Mountain Province extends credit amid ‘financial difficulty’

A De Beers image of the Gahcho Kué mine
A De Beers image of the Gahcho Kué mine.

Mountain Province Diamonds, part-owner of the Northwest Territories’ Gahcho Kué diamond mine, has extended a US $25-million revolving credit facility, saying the company is in “serious financial difficulty.”

The company announced the six-month extension of the line of credit from Dunebridge Worldwide, its largest shareholder, in a Monday news release. It now expires on March 31, 2022. 

A revolving credit facility is a flexible form of credit where the borrower is allowed to draw down, withdraw, or repay money repeatedly until the line of credit expires. 

As a condition of extending the line of credit, Mountain Province fully paid off a separate US $33-million loan from Dunebridge that was originally due on December 31. 



In its news release, Mountain Province’s independent directors said the transaction was “reasonable” and the “best alternative” for the company and its stakeholders. The line of credit is designed to improve Mountain Province’s financial position and help with “general working capital needs.” 

Matthew MacPhail, vice president of corporate development and technical services, told Cabin Radio paying off the loan early was a “positive update” for the company.

MacPhail said the news release’s reference to the company being in “serious financial difficulty” was a “boilerplate statement” to assure shareholders the transaction was in the best interest of the company, not simply a large shareholder enriching themselves.

Dermot Desmond, owner of Dunebridge Worldwide, owns 33 percent of Mountain Province’s shares. 



MacPhail said the difficulties faced by the company are “nothing major right now” and similar to those experienced over the past two years as a result of the Covid-19 pandemic. 

In May, Stuart Brown, president and chief executive of Mountain Province, told Cabin Radio a 22-day operational stand-down at Gahcho Kué – triggered by a Covid-19 outbreak in February – had resulted in the loss of three to four weeks of production. The company also had to cancel a planned diamond sale in Antwerp, Belgium, in May, resulting in an estimated loss of $25 million. 

But the company argues things are looking up. 

According to Mountain Province’s second-quarter financial results for 2021, the company sold 719,000 carats for $64.7 million at an average value of $90 per carat.
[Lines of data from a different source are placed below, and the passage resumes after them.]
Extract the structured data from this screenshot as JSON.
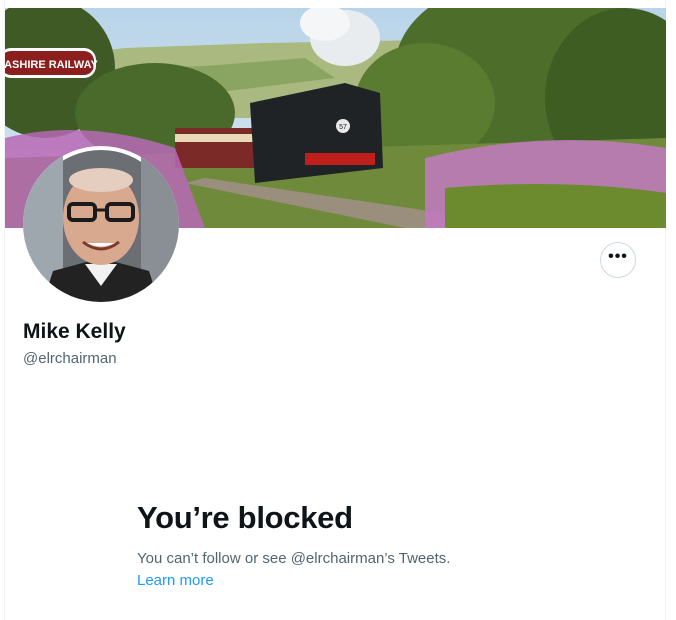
{
  "banner": {
    "sign_text": "CASHIRE RAILWAY",
    "engine_number": "57"
  },
  "profile": {
    "name": "Mike Kelly",
    "handle": "@elrchairman",
    "more_label": "•••"
  },
  "blocked": {
    "title": "You’re blocked",
    "description": "You can’t follow or see @elrchairman’s Tweets.",
    "learn_more": "Learn more"
  },
  "colors": {
    "link": "#1d9bf0",
    "secondary_text": "#536471",
    "primary_text": "#0f1419"
  }
}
During the same period in 2020, the company sold 757,000 carats for $34 million at an average value of $45 per carat.  

Earnings before interest, taxes, depreciation, and amortization totalled $37.9 million for the second quarter of 2021, up $10 million from the same period in 2020. 

Third quarter results, released on Monday afternoon, indicate the company sold 1,028,327 carats for $93.9 million at an average value of $91 per carat, bringing sales for 2021 so far to $212.5 million. 
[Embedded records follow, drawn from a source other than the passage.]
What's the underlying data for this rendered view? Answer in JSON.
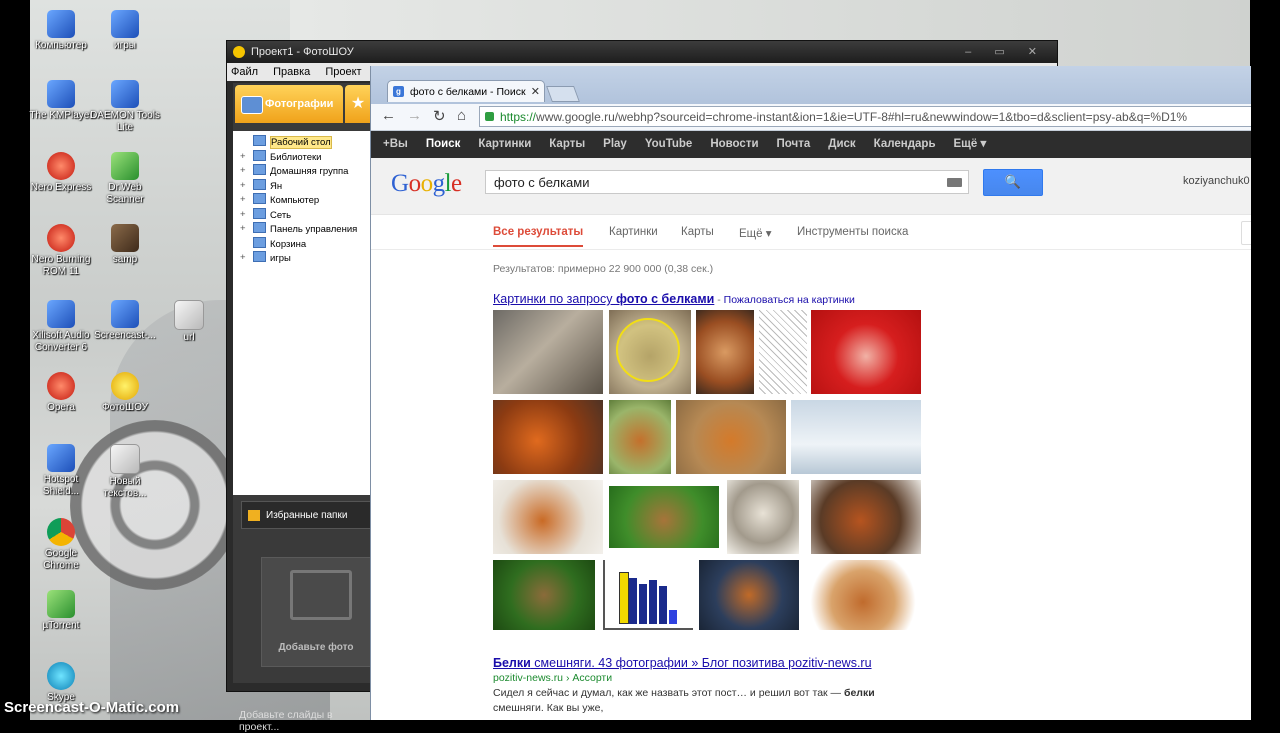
{
  "desktop": {
    "icons": [
      {
        "label": "Компьютер",
        "glyph": "g-blue",
        "icon": "computer-icon"
      },
      {
        "label": "игры",
        "glyph": "g-blue",
        "icon": "games-folder-icon"
      },
      {
        "label": "The KMPlayer",
        "glyph": "g-blue",
        "icon": "kmplayer-icon"
      },
      {
        "label": "DAEMON Tools Lite",
        "glyph": "g-blue",
        "icon": "daemon-tools-icon"
      },
      {
        "label": "Nero Express",
        "glyph": "g-red",
        "icon": "nero-express-icon"
      },
      {
        "label": "Dr.Web Scanner",
        "glyph": "g-green",
        "icon": "drweb-icon"
      },
      {
        "label": "Nero Burning ROM 11",
        "glyph": "g-red",
        "icon": "nero-burning-icon"
      },
      {
        "label": "samp",
        "glyph": "g-dark",
        "icon": "samp-icon"
      },
      {
        "label": "Xilisoft Audio Converter 6",
        "glyph": "g-blue",
        "icon": "xilisoft-icon"
      },
      {
        "label": "Screencast-...",
        "glyph": "g-blue",
        "icon": "screencast-icon"
      },
      {
        "label": "url",
        "glyph": "g-gray",
        "icon": "url-icon"
      },
      {
        "label": "Opera",
        "glyph": "g-red",
        "icon": "opera-icon"
      },
      {
        "label": "ФотоШОУ",
        "glyph": "g-yellow",
        "icon": "fotoshow-icon"
      },
      {
        "label": "Hotspot Shield...",
        "glyph": "g-blue",
        "icon": "hotspot-shield-icon"
      },
      {
        "label": "Новый текстов...",
        "glyph": "g-gray",
        "icon": "text-document-icon"
      },
      {
        "label": "Google Chrome",
        "glyph": "g-chrome",
        "icon": "chrome-icon"
      },
      {
        "label": "µTorrent",
        "glyph": "g-green",
        "icon": "utorrent-icon"
      },
      {
        "label": "Skype",
        "glyph": "g-teal",
        "icon": "skype-icon"
      }
    ],
    "watermark": "Screencast-O-Matic.com"
  },
  "fotoshow": {
    "title": "Проект1 - ФотоШОУ",
    "window_controls": "‒ ▭ ✕",
    "menu": [
      "Файл",
      "Правка",
      "Проект"
    ],
    "tab_photos": "Фотографии",
    "tab_star": "★",
    "tree": [
      {
        "label": "Рабочий стол",
        "selected": true,
        "expander": ""
      },
      {
        "label": "Библиотеки",
        "selected": false,
        "expander": "+"
      },
      {
        "label": "Домашняя группа",
        "selected": false,
        "expander": "+"
      },
      {
        "label": "Ян",
        "selected": false,
        "expander": "+"
      },
      {
        "label": "Компьютер",
        "selected": false,
        "expander": "+"
      },
      {
        "label": "Сеть",
        "selected": false,
        "expander": "+"
      },
      {
        "label": "Панель управления",
        "selected": false,
        "expander": "+"
      },
      {
        "label": "Корзина",
        "selected": false,
        "expander": ""
      },
      {
        "label": "игры",
        "selected": false,
        "expander": "+"
      }
    ],
    "favorites": "Избранные папки",
    "add_photo": "Добавьте фото",
    "add_slides": "Добавьте слайды в проект..."
  },
  "chrome": {
    "tab_title": "фото с белками - Поиск",
    "tab_favicon": "g",
    "tab_close": "✕",
    "nav": {
      "back": "←",
      "forward": "→",
      "reload": "↻",
      "home": "⌂"
    },
    "url_https": "https://",
    "url_rest": "www.google.ru/webhp?sourceid=chrome-instant&ion=1&ie=UTF-8#hl=ru&newwindow=1&tbo=d&sclient=psy-ab&q=%D1%",
    "gbar": [
      "+Вы",
      "Поиск",
      "Картинки",
      "Карты",
      "Play",
      "YouTube",
      "Новости",
      "Почта",
      "Диск",
      "Календарь",
      "Ещё ▾"
    ],
    "gbar_active": 1,
    "logo": [
      "G",
      "o",
      "o",
      "g",
      "l",
      "e"
    ],
    "query": "фото с белками",
    "search_button": "🔍",
    "user": "koziyanchuk0",
    "tabs": [
      "Все результаты",
      "Картинки",
      "Карты",
      "Ещё ▾",
      "Инструменты поиска"
    ],
    "stats": "Результатов: примерно 22 900 000 (0,38 сек.)",
    "images_header": {
      "prefix": "Картинки по запросу ",
      "query": "фото с белками",
      "dash": " - ",
      "report": "Пожаловаться на картинки"
    },
    "result": {
      "title_bold": "Белки",
      "title_rest": " смешняги. 43 фотографии » Блог позитива pozitiv-news.ru",
      "url": "pozitiv-news.ru › Ассорти",
      "snippet_1": "Сидел я сейчас и думал, как же назвать этот пост… и решил вот так — ",
      "snippet_bold": "белки",
      "snippet_2": "смешняги. Как вы уже,"
    }
  }
}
“We’ve been benefitting from the increase in the rough diamond markets in general as the world continues to emerge out of this pandemic,” MacPhail said. 

“We feel pretty strongly that, barring some sort of extreme resurgence or something of this pandemic, these diamond prices should persist and allow us to maintain that good margin on our production.” 

Mountain Province owns a 49-percent interest in Gahcho Kué. De Beers Canada, which owns the remainder, operates the mine.